As a result, fuel efficiency is greatly increased. Especially for stop-and-start city driving.
What’s a PHEV (Plug-in Hybrid Electric Vehicle? And what are the benefits compared to an HEV.
A Plug in Hybrid Electric Vehicle (PHEV) works similar to, and has all the benefits of, a HEV. But you can also charge the (much bigger) PHEV battery externally to allow it to drive for more than 50km on full Electric mode. If the battery is la little low it simply reverts back to normal HEV mode and “self-charges” through the engine or energy recuperation.
A PHEV in full EV mode can typical save you more than €3 per 100km driving when compared against a HEV running at 4.5l/100km. So for someone who drives 50km, or less, each trip you can get all the benefits of a Full Electric vehicle while having the option to change to HEV on longer journeys.
People often talk about hybrid cars giving you “the best of both worlds”, and that is absolutely true: A hybrid vehicle is able to switch between both powertrains or make them work together to always deliver the solution that powers the car forward with maximum efficiency.
As mentioned above, when in full electric mode a PHEV simply uses the battery and electric motor to do all of the work. But when the battery is low it reverts back to normal hybrid mode.
Let's take a closer look...
When driving off from a stop position
Whenever accelerating from a stationary position, up to a speed of approximately 25 km/h, hybrid cars are powered by the electric motor (which draws on the battery power). This is one reason why hybrids are particularly efficient during city driving.

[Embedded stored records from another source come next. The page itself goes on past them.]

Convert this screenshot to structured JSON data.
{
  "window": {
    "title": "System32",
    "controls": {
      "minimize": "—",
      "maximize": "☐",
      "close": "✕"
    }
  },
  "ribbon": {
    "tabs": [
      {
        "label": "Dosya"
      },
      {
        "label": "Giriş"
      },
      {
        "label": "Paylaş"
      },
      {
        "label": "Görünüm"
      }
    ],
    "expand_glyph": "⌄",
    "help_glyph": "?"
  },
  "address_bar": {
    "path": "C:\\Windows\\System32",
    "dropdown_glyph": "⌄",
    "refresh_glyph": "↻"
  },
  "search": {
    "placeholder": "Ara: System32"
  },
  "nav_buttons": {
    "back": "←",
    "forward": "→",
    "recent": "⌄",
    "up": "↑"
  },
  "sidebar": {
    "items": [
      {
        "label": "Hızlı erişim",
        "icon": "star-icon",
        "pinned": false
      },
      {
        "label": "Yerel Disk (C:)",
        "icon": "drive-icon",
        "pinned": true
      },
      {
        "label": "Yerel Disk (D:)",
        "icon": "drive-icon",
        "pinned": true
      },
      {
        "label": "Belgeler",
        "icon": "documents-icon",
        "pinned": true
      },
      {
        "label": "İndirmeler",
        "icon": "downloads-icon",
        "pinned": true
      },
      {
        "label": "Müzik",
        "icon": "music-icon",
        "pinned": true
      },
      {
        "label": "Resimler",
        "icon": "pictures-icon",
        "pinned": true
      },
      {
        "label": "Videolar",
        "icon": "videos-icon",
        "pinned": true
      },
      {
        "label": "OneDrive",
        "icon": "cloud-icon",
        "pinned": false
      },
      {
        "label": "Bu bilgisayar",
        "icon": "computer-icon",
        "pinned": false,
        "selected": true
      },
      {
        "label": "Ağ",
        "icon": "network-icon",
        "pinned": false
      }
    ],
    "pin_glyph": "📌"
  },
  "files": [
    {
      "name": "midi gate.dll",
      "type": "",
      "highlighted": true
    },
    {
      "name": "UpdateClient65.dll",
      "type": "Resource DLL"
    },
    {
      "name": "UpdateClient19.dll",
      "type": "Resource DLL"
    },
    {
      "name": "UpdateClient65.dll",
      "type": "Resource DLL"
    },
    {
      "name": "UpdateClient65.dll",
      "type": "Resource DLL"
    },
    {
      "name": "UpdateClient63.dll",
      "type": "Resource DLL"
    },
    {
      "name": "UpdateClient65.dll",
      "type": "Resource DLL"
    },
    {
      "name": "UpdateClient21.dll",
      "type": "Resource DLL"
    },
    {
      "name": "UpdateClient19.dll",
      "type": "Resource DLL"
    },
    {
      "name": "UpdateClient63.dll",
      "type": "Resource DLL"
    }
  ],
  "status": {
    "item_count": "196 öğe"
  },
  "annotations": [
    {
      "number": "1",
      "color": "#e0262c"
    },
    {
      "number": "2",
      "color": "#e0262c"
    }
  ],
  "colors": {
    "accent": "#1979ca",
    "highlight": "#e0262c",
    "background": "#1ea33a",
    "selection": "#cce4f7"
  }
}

When driving at moderate speed
Whenever cruising, hybrids are powered mainly by the combustion engine – as this is when it works most efficiently. During this time, the engine can also power the generator, which recuperates electricity used to recharge the battery for later use.
When accelerating strongly
Whenever you have your foot down firmly on the accelerator pedal, both the combustion engine and electric motor work together to increase power to the wheels. This is thanks to the power-split transmission, which combines the torque output of each powertrain at the same time.
When braking or cruising
Whenever you apply the brakes or take your foot off the accelerator pedal, hybrid cars make use of a system called “smart regenerative braking”. So hybrids do two things: they stop feeding power to the wheels, and use the power of the rotating wheels to recuperate energy while slowing down the car. This produces electricity which again is used to recharge the battery for later use.
When coming to a complete stop
Whenever you apply the brakes with the intention of stopping completely, hybrids completely turn off both the combustion engine and electric motor. The battery power is used to keep operating any other vehicle systems you might need (like your radio, or headlights, etc.)
The new Kia e-Niro.
There's nothing like a Niro.